* **Work to complete**:
Collect all lines from the records below that include the word "title".
————
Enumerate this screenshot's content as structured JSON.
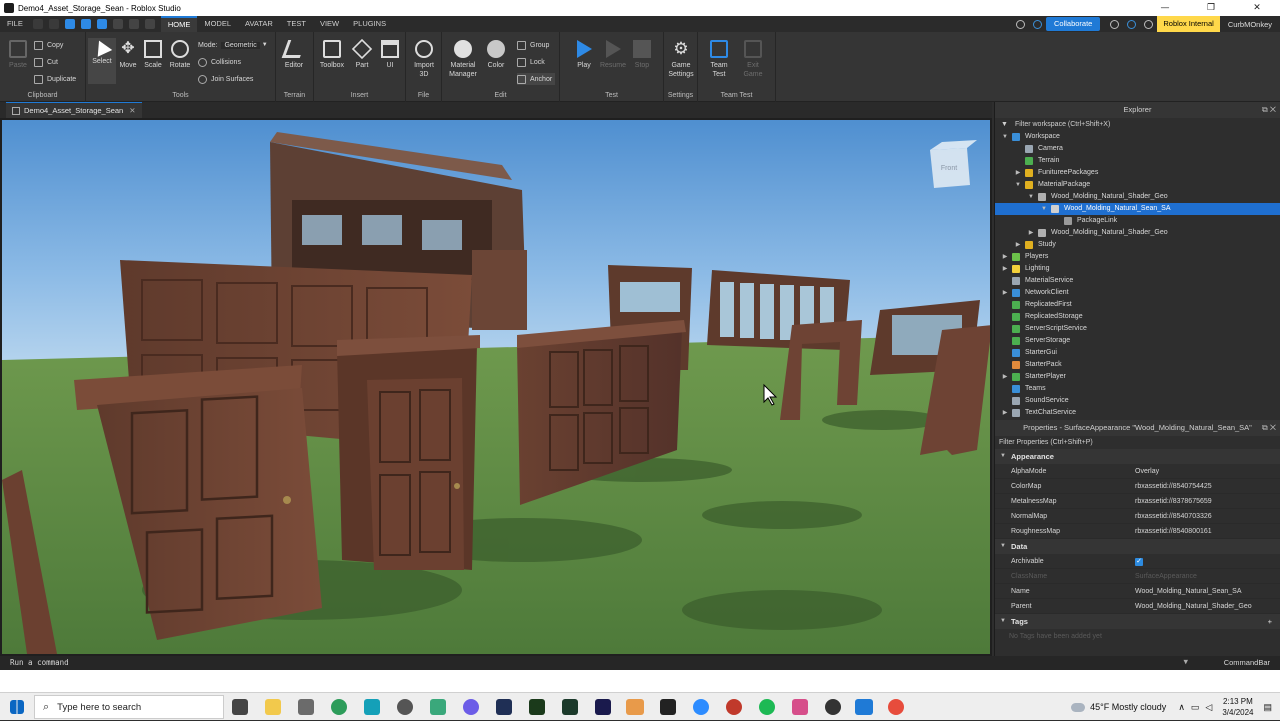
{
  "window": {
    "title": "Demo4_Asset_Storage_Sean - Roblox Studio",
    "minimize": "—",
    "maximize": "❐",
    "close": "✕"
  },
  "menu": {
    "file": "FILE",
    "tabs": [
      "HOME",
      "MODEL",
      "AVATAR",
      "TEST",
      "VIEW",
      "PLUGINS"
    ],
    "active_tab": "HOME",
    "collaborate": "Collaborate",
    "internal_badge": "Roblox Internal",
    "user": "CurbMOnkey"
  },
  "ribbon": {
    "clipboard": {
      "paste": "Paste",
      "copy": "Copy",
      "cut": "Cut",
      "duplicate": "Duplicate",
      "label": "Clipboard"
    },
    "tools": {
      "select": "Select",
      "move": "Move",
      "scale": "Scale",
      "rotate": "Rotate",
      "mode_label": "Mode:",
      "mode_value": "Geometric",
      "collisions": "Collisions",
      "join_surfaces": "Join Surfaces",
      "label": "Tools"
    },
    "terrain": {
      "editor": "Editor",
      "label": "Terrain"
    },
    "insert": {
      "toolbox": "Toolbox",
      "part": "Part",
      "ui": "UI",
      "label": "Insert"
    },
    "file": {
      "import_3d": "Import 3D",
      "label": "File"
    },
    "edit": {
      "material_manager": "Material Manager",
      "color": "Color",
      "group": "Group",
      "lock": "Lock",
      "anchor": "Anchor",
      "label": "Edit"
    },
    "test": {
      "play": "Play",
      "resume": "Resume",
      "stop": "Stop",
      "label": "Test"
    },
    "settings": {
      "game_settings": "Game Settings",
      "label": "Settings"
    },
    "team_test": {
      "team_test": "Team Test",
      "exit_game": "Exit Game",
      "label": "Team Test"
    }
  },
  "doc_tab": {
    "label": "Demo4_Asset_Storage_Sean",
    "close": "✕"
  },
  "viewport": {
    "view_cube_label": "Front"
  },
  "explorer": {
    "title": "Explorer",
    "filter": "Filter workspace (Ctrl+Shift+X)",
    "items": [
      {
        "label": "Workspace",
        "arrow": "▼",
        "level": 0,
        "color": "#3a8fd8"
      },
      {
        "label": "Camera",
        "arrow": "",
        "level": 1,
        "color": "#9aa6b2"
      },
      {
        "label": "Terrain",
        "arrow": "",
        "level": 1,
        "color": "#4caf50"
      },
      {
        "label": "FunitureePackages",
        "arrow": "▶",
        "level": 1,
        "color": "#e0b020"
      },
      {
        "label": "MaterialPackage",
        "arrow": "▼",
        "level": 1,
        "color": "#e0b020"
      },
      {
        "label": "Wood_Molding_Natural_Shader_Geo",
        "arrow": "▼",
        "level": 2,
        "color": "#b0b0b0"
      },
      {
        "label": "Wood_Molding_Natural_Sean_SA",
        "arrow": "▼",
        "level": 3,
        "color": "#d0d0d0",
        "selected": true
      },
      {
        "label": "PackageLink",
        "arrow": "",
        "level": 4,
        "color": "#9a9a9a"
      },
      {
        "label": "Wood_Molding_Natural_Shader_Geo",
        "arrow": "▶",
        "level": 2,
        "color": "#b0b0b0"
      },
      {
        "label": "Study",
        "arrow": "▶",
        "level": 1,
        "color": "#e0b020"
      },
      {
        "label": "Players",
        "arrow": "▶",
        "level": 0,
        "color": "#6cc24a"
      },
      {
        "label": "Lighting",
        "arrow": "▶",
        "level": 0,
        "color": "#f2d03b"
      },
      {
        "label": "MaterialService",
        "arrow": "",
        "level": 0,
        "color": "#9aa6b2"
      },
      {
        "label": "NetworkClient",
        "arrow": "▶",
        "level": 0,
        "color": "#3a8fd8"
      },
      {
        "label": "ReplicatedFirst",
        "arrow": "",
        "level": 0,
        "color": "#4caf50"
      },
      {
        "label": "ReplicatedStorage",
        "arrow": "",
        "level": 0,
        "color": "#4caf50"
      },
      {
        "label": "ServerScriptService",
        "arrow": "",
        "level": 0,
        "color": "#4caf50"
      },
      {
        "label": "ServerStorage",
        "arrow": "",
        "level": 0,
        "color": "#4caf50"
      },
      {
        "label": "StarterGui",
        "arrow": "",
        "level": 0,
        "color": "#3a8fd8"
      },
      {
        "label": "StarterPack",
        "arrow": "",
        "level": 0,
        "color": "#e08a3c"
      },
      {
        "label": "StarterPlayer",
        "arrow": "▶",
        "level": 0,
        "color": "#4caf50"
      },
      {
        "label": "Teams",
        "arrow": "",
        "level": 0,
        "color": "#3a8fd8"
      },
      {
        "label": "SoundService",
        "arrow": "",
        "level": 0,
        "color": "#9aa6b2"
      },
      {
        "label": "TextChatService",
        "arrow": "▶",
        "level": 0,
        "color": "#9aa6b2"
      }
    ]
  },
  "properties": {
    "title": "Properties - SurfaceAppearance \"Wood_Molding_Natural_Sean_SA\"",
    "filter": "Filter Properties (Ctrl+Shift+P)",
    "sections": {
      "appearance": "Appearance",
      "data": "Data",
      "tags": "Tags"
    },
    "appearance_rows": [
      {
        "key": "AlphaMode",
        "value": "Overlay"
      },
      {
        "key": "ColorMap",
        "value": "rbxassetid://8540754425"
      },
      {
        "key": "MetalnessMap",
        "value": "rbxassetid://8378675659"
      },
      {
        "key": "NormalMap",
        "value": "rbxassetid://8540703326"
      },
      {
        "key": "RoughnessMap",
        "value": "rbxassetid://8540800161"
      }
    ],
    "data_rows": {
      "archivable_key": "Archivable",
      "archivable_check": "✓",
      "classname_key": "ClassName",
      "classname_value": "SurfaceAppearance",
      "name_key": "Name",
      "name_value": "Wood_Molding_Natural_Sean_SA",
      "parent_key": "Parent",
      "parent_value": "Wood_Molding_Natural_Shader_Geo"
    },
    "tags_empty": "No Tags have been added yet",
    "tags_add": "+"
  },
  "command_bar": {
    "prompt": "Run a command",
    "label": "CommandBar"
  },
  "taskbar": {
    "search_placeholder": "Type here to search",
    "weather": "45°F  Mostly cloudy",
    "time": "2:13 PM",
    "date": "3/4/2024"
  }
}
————
* **Solution for this exercise**:
    "title": "Demo4_Asset_Storage_Sean - Roblox Studio",
    "title": "Explorer",
    "title": "Properties - SurfaceAppearance \"Wood_Molding_Natural_Sean_SA\"",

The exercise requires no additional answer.